I was still a bit surprised when Friday Martin came to our office, dressed in style!  He’s being switched to a new site and was called to say that he’ll need to work nights, but he’s still happy with it.  His last assignment was at a tea packing place so they gave him two cups of tea – one in the morning & one in the afternoon, which was good since he doesn’t get a lunch break.  He told me that it was okay, he didn’t need to eat anyway.  He then started telling me about how he wanted to buy a uniform for a student that didn’t have one.  I assumed he meant a neighbor boy that he had offered to have live with him while the other boy was going to school.  But when I asked about the boy, Martin said, no, the money is for one of my students.  He told me he thought 2000 shillings would be enough, and if I’d be around, he’d go to the bank right now and withdraw it.

 

So he did.

He gave me a fifth of his income.

Two months rent.

A third of the money he’s going to try to save to go back to school.
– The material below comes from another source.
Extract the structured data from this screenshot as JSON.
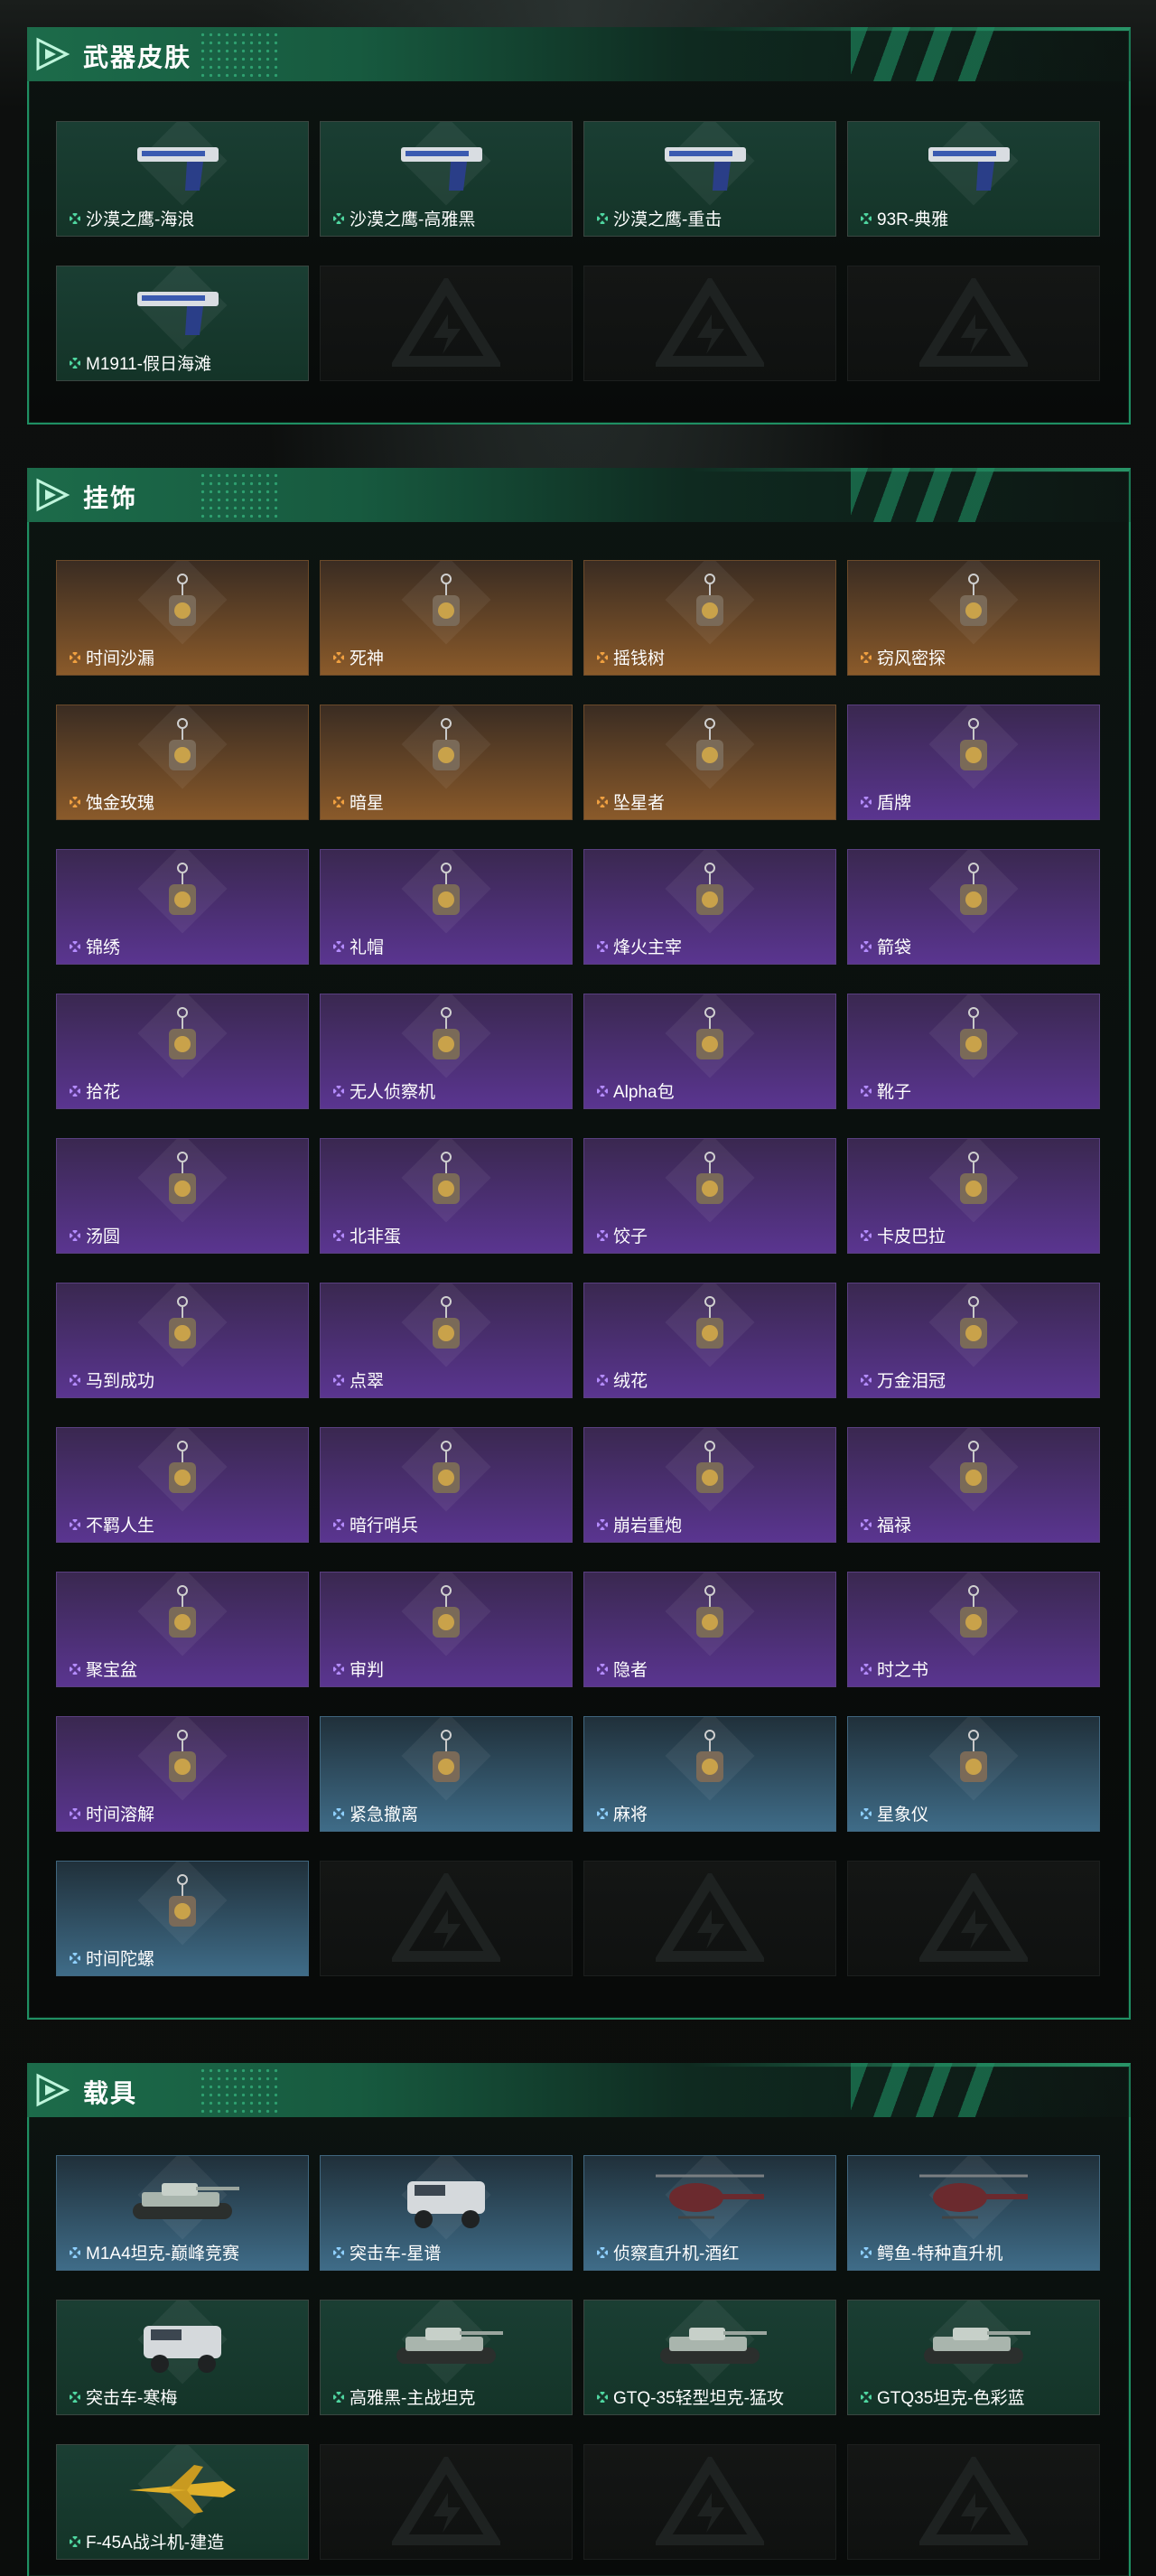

Can you imagine?

 

I still can’t believe it.  I know in my head that it was driven by his desire to help someone else, like all of the donors who help me do the work I do.  He told me how grateful he was that he had a job now,  that he wanted to show his appreciation.

 

And so how do I appreciate someone else’s appreciation?

 

I am overwhelmed by his generosity.

 

 

Jun 232012
 

Today was my first full day back at work since returning from vacation.

It’s fascinating to be back in a culture different than my own.  I’m more aware of the non-verbal communication than what I may do naturally in my own culture.  Here an glance may mean yes, looking away meaning no.  Hugging on both sides or tapping foreheads as a sign of greeting – those are things that are new again, yet familiar since I’ve now lived in East Africa for 3 and a half years.  Respect is shown in words and in silence.  And working with teenagers, I’ve found silence is also a way of avoiding the reality.

 

About half of the children the HOPE project supports are partial orphans, which means that they’ve lost one parent to AIDS and their remaining parent is HIV+ and unable to support them to school.  These are the lucky ones.  They still have a mother who’s usually willing to struggle to help them, even if she cannot afford their daily bread.

 

Two of the students I met today are total orphans, who live with aunt and uncles.  Both of these kids are ones for whom most people would say “maisha ni magumu.”  Life is hard. Whether it’s that the aunt is tired of caring for the children of her sister who passed away 15 years ago or that she finds the constant needs too much for her patience, it’s tough for the child, especially for kids going through the tumultuous teenage years.

 

Eric did well in primary school and his older brother managed to get a chance at going to a good university.  But the last two years have been a tough transition for Eric, with his brother gone at school, his uncle busy at work and his aunt just not interested in him, his performance dropped and he found that being the class clown was more fun than being serious about his studies.  Now with a reputation and being far behind in his classes, it’s almost too late to catch up.

 

It’s the students who’s guardians don’t show up – whether it’s at parent meetings at the school or when we try to meet with them – that I feel for.  Life is hard enough for a teenager without being loved by the people around him everyday.  Mercy is another girl who’s aunt doesn’t always give her the care she needs – but today she came with another student we support, who’s also studying hairdressing.  Sometimes having a friend is all you need to make the world seem like a better place and that life isn’t so hard.

 

Having spent a month with my own family and friends, seeing Eric and Mercy again remind me why I’m here.  Hopefully to help them have a life that isn’t so hard in the years to come.

 

Thanks to all my friends at home that support me in what I do.